**Component data from apps and pages:**
▼

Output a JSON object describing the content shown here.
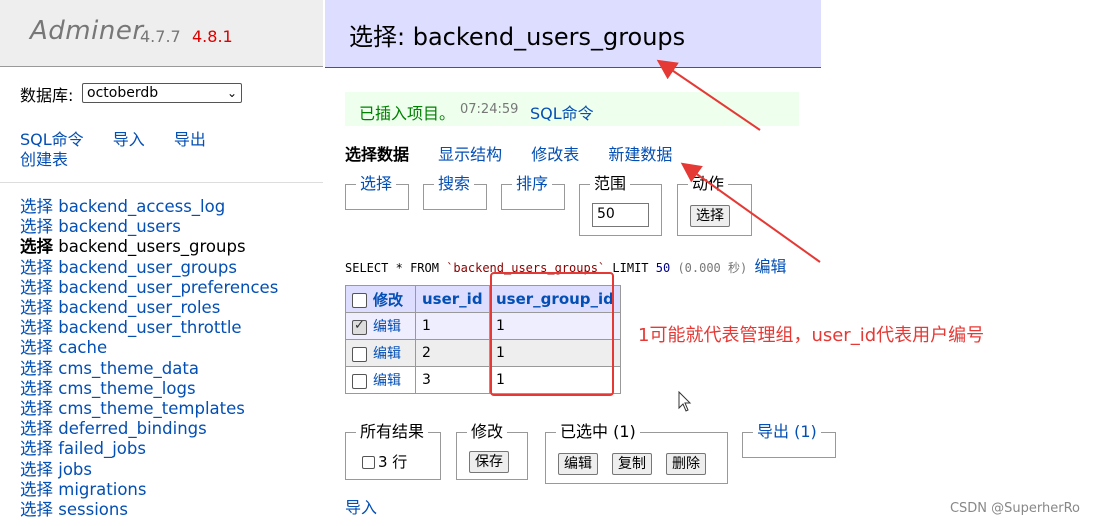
{
  "brand": {
    "name": "Adminer",
    "version": "4.7.7",
    "new_version": "4.8.1"
  },
  "database": {
    "label": "数据库:",
    "selected": "octoberdb"
  },
  "side_links": [
    "SQL命令",
    "导入",
    "导出",
    "创建表"
  ],
  "tables": [
    {
      "label": "选择",
      "name": "backend_access_log"
    },
    {
      "label": "选择",
      "name": "backend_users"
    },
    {
      "label": "选择",
      "name": "backend_users_groups"
    },
    {
      "label": "选择",
      "name": "backend_user_groups"
    },
    {
      "label": "选择",
      "name": "backend_user_preferences"
    },
    {
      "label": "选择",
      "name": "backend_user_roles"
    },
    {
      "label": "选择",
      "name": "backend_user_throttle"
    },
    {
      "label": "选择",
      "name": "cache"
    },
    {
      "label": "选择",
      "name": "cms_theme_data"
    },
    {
      "label": "选择",
      "name": "cms_theme_logs"
    },
    {
      "label": "选择",
      "name": "cms_theme_templates"
    },
    {
      "label": "选择",
      "name": "deferred_bindings"
    },
    {
      "label": "选择",
      "name": "failed_jobs"
    },
    {
      "label": "选择",
      "name": "jobs"
    },
    {
      "label": "选择",
      "name": "migrations"
    },
    {
      "label": "选择",
      "name": "sessions"
    }
  ],
  "header": {
    "title": "选择: backend_users_groups"
  },
  "message": {
    "text": "已插入项目。",
    "time": "07:24:59",
    "link": "SQL命令"
  },
  "tabs": [
    "选择数据",
    "显示结构",
    "修改表",
    "新建数据"
  ],
  "filters": {
    "select": "选择",
    "search": "搜索",
    "sort": "排序",
    "limit_label": "范围",
    "limit_value": "50",
    "action_label": "动作",
    "action_button": "选择"
  },
  "sql": {
    "select": "SELECT",
    "star": "*",
    "from": "FROM",
    "table": "`backend_users_groups`",
    "limit": "LIMIT",
    "limit_num": "50",
    "time": "(0.000 秒)",
    "edit": "编辑"
  },
  "grid": {
    "headers": [
      "修改",
      "user_id",
      "user_group_id"
    ],
    "rows": [
      {
        "edit": "编辑",
        "user_id": "1",
        "user_group_id": "1",
        "checked": true
      },
      {
        "edit": "编辑",
        "user_id": "2",
        "user_group_id": "1",
        "checked": false
      },
      {
        "edit": "编辑",
        "user_id": "3",
        "user_group_id": "1",
        "checked": false
      }
    ]
  },
  "annotation": "1可能就代表管理组，user_id代表用户编号",
  "bottom": {
    "all_results": "所有结果",
    "rows_count": "3 行",
    "modify": "修改",
    "save": "保存",
    "selected": "已选中 (1)",
    "edit": "编辑",
    "copy": "复制",
    "delete": "删除",
    "export": "导出 (1)",
    "import": "导入"
  },
  "watermark": "CSDN @SuperherRo",
  "colors": {
    "annotation_red": "#e53935",
    "link_blue": "#034fb4",
    "header_bg": "#ddddff"
  }
}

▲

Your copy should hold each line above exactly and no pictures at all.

Output a JSON object describing the content shown here.
{
  "brand": {
    "name": "Adminer",
    "version": "4.7.7",
    "new_version": "4.8.1"
  },
  "database": {
    "label": "数据库:",
    "selected": "octoberdb"
  },
  "side_links": [
    "SQL命令",
    "导入",
    "导出",
    "创建表"
  ],
  "tables": [
    {
      "label": "选择",
      "name": "backend_access_log"
    },
    {
      "label": "选择",
      "name": "backend_users"
    },
    {
      "label": "选择",
      "name": "backend_users_groups"
    },
    {
      "label": "选择",
      "name": "backend_user_groups"
    },
    {
      "label": "选择",
      "name": "backend_user_preferences"
    },
    {
      "label": "选择",
      "name": "backend_user_roles"
    },
    {
      "label": "选择",
      "name": "backend_user_throttle"
    },
    {
      "label": "选择",
      "name": "cache"
    },
    {
      "label": "选择",
      "name": "cms_theme_data"
    },
    {
      "label": "选择",
      "name": "cms_theme_logs"
    },
    {
      "label": "选择",
      "name": "cms_theme_templates"
    },
    {
      "label": "选择",
      "name": "deferred_bindings"
    },
    {
      "label": "选择",
      "name": "failed_jobs"
    },
    {
      "label": "选择",
      "name": "jobs"
    },
    {
      "label": "选择",
      "name": "migrations"
    },
    {
      "label": "选择",
      "name": "sessions"
    }
  ],
  "header": {
    "title": "选择: backend_users_groups"
  },
  "message": {
    "text": "已插入项目。",
    "time": "07:24:59",
    "link": "SQL命令"
  },
  "tabs": [
    "选择数据",
    "显示结构",
    "修改表",
    "新建数据"
  ],
  "filters": {
    "select": "选择",
    "search": "搜索",
    "sort": "排序",
    "limit_label": "范围",
    "limit_value": "50",
    "action_label": "动作",
    "action_button": "选择"
  },
  "sql": {
    "select": "SELECT",
    "star": "*",
    "from": "FROM",
    "table": "`backend_users_groups`",
    "limit": "LIMIT",
    "limit_num": "50",
    "time": "(0.000 秒)",
    "edit": "编辑"
  },
  "grid": {
    "headers": [
      "修改",
      "user_id",
      "user_group_id"
    ],
    "rows": [
      {
        "edit": "编辑",
        "user_id": "1",
        "user_group_id": "1",
        "checked": true
      },
      {
        "edit": "编辑",
        "user_id": "2",
        "user_group_id": "1",
        "checked": false
      },
      {
        "edit": "编辑",
        "user_id": "3",
        "user_group_id": "1",
        "checked": false
      }
    ]
  },
  "annotation": "1可能就代表管理组，user_id代表用户编号",
  "bottom": {
    "all_results": "所有结果",
    "rows_count": "3 行",
    "modify": "修改",
    "save": "保存",
    "selected": "已选中 (1)",
    "edit": "编辑",
    "copy": "复制",
    "delete": "删除",
    "export": "导出 (1)",
    "import": "导入"
  },
  "watermark": "CSDN @SuperherRo",
  "colors": {
    "annotation_red": "#e53935",
    "link_blue": "#034fb4",
    "header_bg": "#ddddff"
  }
}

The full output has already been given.